The House of Representatives has mobilized its members to set up multiple drop-off points for relief goods to be situated near the affected areas of Typhoon Yolanda to speed up the flow of aid which has been hampered by damaged roads and airports, a House leader said on Tuesday.
Reps. Feliciano Belmonte, Jr. of Quezon City and Mel Senen Sarmiento of Western Samar made the announcement four days after Yolanda walloped the provinces Leyte, Samar, Capiz and some parts of Palawan with storm surges, leaving thousands of people dead and wiping out houses, business establishments, roads, bridges, among others.
Belmonte and Sarmiento, as well as the rest of the members Oversight Committee on Disaster Risk Reduction identified the following possible drop-off points: Congressional Districts along the Maharlika Highway which covers provinces of Calamba, Batangas, Laguna, Quezon, Camarines Norte, Camarines Sur, Albay and Sorsogon (for donations coming from Luzon), Catbalogan and Calbayog Cities in Samar, Southern Leyte, Biliran, Metro Cebu and Bacolod (for donations from Visayas) and Surigao (donations from Mindanao).
“Looting is wrong. It is bad and we condemn it. But at the same time, let’s look at it with a little compassion considering what’s going on and let’s try to solve the problem, and the best way to help is to see to it that the food will reach them,” Belmonte pointed out during the Ugnayan sa Batasan Forum.

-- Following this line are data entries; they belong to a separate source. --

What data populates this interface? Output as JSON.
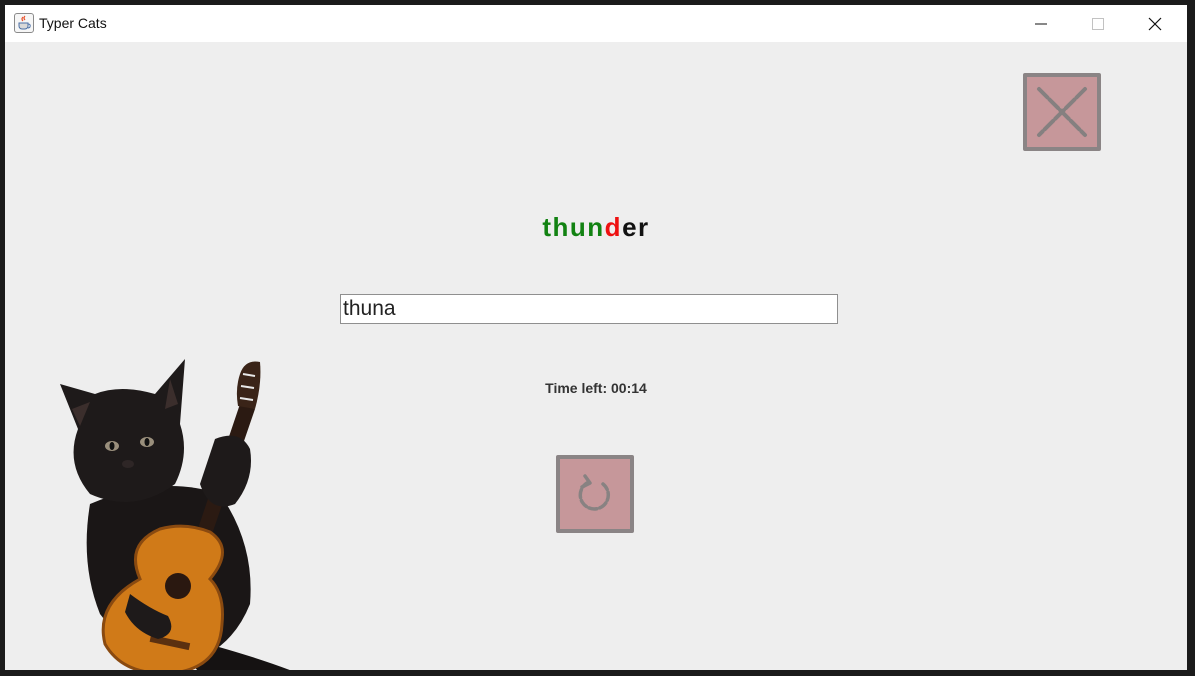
{
  "window": {
    "title": "Typer Cats",
    "app_icon": "java-cup-icon",
    "controls": {
      "minimize_icon": "minimize-icon",
      "maximize_icon": "maximize-icon",
      "close_icon": "close-icon"
    }
  },
  "game": {
    "target_word": {
      "typed_correct": "thun",
      "typed_wrong": "d",
      "remaining": "er"
    },
    "input_value": "thuna",
    "timer_text": "Time left: 00:14",
    "exit_button_icon": "x-icon",
    "restart_button_icon": "restart-icon",
    "mascot": "cat-with-guitar"
  },
  "colors": {
    "correct": "#128212",
    "wrong": "#ee1111",
    "pending": "#111111",
    "tile_fill": "#c6979a",
    "tile_border": "#8a8485"
  }
}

Aside from Belmonte and Sarmiento, the members of the House Oversight panel on Disaster Risk Reduction include: Reps. Ashley Acedillo and Gary Alejano of Magdalo party-list, Leopoldo Bataoil of Pangansinan and Gus Tambunting of Parañaque City.
“We don’t need to send all our donations to Manila. We should have a decentralized and orchestrated effort so that the aid can reach the victims sooner. There have been bottlenecks in the delivery of aid in the highways near the affected areas, and this Maharlika Highway can already provide our needed logistical support,” Sarmiento stressed.
The victims of typhoon Yolanda are in urgent need of food, medicine, shelter, clothes and feminine napkins, among other sanitation needs.
“We have been calling the lawmakers in these areas so that they can be of help. These areas mentioned are not affected by Typhoon Yolanda. Those relief collected along the provinces in Maharlika Highway can be transported to Samar which was not affected. For relief goods dropped in Calbayog, it can be transported via pump boats to Biliran. In two hours, it can reach the affected area of Cauayan in Negros Occidental. Biliran is also near Eastern Samar which was affected by the Typhoon,” Sarmiento explained.
“In Catbalogan, there is an airport and military camp. Goods dropped off there could be boarded on a pump boat to Babatngon, Leyte. Those goods coming from Surigao can be brought to Southern Leyte thru RORO (Roll OnRoll Off) and from there it can reach Tanauan, Leyte in a few hours. If goods are coming from Cebu, you can reach the heavily typhoon ravaged areas of Ormoc, Palompon, Carigara in Leyte in five hours via RORO. It can also be coming from Cebu, you travel by RORO to Sogod, Southern Leyte and from there, it will 70 kilometers travel by land to Tanauan, Leyte,” Sarmiento added.
The relief for Aklan and Capiz, on the other hand, can be dropped off in neighboring Bacolod City which wasn’t affected.
The mayhem stirred by Typhoon Yolanda has also reduced the number of law enforcers in the affected areas since they also ended up as victims of the catastrophe. President Benigno Aquino 3rd has earlier revealed that only two of the 290 policemen from Tacloban City were able to report for work in the aftermath of Yolanda.
In an earlier press briefing, Rep. Martin Romualdez of Leyte disclosed that the Special Action Force has already been deployed in Leyte to work with local law enforcers to stop the looting incidents.
Belmonte, however, clarified that those who are looting non-basic necessities such as appliances should be punished under the law.
“As to those who are looting not to have food but to steal, the long arm of the law should get them. If you are carting away the refrigerator, that is not addressing an urgent need,” Belmonte, a lawyer, said.
“The police and Armed Forces should step up,” Sarmiento added in closing. LLANESCA T. PANTI